(DATA)

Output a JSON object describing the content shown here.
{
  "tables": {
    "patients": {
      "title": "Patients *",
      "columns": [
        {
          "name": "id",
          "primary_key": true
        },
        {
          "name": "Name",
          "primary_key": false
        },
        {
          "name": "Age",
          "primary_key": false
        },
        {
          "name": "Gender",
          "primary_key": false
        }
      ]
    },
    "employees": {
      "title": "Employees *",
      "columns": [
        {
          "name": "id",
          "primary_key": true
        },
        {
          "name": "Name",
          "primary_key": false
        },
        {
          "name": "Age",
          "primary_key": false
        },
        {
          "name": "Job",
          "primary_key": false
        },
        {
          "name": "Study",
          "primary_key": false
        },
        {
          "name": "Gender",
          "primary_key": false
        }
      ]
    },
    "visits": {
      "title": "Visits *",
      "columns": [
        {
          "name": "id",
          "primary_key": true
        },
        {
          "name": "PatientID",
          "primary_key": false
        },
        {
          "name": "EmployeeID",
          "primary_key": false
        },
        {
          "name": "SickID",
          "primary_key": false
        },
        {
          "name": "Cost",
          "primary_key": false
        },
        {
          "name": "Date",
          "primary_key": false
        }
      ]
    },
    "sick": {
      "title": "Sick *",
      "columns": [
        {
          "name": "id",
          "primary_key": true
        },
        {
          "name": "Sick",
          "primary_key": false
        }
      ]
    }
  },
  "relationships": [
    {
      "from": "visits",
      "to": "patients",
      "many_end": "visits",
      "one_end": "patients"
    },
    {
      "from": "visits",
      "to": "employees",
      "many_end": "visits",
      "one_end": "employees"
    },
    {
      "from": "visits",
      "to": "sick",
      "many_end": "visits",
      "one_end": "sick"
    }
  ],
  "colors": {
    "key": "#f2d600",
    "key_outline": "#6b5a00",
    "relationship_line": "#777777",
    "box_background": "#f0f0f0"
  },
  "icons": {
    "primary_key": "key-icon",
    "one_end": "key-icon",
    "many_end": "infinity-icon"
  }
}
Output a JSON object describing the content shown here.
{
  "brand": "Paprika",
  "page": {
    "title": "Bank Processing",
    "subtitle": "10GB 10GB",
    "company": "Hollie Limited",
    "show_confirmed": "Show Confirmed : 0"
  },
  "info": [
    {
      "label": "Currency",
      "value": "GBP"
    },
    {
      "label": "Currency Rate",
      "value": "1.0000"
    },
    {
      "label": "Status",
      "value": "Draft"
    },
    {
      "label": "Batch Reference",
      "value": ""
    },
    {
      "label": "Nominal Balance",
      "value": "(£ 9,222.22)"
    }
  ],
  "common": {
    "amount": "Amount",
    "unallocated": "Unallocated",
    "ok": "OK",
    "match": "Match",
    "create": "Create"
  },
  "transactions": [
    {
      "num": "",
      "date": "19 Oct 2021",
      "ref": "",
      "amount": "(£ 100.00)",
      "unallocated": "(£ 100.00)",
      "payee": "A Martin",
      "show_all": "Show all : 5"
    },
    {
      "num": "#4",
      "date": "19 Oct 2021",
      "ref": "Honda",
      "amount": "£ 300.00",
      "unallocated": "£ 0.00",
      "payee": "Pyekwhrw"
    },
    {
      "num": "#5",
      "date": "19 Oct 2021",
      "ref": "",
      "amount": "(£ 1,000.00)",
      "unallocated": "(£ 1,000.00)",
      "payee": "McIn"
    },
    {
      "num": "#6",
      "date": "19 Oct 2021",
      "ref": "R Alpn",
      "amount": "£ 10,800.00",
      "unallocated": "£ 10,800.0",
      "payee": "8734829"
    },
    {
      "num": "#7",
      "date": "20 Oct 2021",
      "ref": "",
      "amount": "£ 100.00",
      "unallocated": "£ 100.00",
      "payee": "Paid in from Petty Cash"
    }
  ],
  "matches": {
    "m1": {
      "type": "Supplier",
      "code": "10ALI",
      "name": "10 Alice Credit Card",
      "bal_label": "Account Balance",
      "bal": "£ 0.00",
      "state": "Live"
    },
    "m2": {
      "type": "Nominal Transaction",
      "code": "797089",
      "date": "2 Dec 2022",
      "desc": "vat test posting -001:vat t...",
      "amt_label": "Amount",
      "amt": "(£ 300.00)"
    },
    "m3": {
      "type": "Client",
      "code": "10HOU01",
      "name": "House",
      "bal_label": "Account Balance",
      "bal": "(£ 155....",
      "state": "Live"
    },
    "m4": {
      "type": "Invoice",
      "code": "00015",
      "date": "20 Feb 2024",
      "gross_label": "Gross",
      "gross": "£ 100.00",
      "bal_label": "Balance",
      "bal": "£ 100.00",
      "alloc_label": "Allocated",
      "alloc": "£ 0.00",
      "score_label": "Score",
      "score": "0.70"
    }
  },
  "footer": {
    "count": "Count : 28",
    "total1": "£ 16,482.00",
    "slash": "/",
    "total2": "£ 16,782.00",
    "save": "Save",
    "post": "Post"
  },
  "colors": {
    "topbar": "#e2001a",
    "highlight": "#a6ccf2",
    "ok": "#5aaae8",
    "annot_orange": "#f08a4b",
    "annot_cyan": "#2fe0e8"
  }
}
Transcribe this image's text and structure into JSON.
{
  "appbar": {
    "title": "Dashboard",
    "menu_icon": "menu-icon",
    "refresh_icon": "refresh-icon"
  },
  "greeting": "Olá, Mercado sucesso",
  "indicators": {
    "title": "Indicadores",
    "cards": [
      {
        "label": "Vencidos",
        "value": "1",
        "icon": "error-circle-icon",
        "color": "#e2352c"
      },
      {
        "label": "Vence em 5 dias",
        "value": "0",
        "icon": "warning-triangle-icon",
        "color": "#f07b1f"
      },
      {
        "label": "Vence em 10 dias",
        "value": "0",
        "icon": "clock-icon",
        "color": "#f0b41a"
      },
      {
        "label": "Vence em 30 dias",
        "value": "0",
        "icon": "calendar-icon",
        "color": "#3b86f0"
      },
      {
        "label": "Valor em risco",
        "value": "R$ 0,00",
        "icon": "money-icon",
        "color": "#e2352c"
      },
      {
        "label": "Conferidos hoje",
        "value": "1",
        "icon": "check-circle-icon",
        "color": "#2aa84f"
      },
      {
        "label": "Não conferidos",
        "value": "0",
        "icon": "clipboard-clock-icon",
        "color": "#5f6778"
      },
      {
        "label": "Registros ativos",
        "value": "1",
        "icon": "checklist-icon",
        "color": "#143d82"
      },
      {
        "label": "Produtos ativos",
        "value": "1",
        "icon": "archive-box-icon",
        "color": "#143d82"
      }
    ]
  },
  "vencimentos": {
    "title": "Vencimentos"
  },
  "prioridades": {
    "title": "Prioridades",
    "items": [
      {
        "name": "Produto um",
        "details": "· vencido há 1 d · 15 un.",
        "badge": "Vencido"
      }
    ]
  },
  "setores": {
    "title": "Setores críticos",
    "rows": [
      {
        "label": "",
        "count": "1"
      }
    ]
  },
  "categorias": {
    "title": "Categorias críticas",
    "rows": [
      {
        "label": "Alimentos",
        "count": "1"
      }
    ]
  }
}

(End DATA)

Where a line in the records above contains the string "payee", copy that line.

      "payee": "A Martin",
      "payee": "Pyekwhrw"
      "payee": "McIn"
      "payee": "8734829"
      "payee": "Paid in from Petty Cash"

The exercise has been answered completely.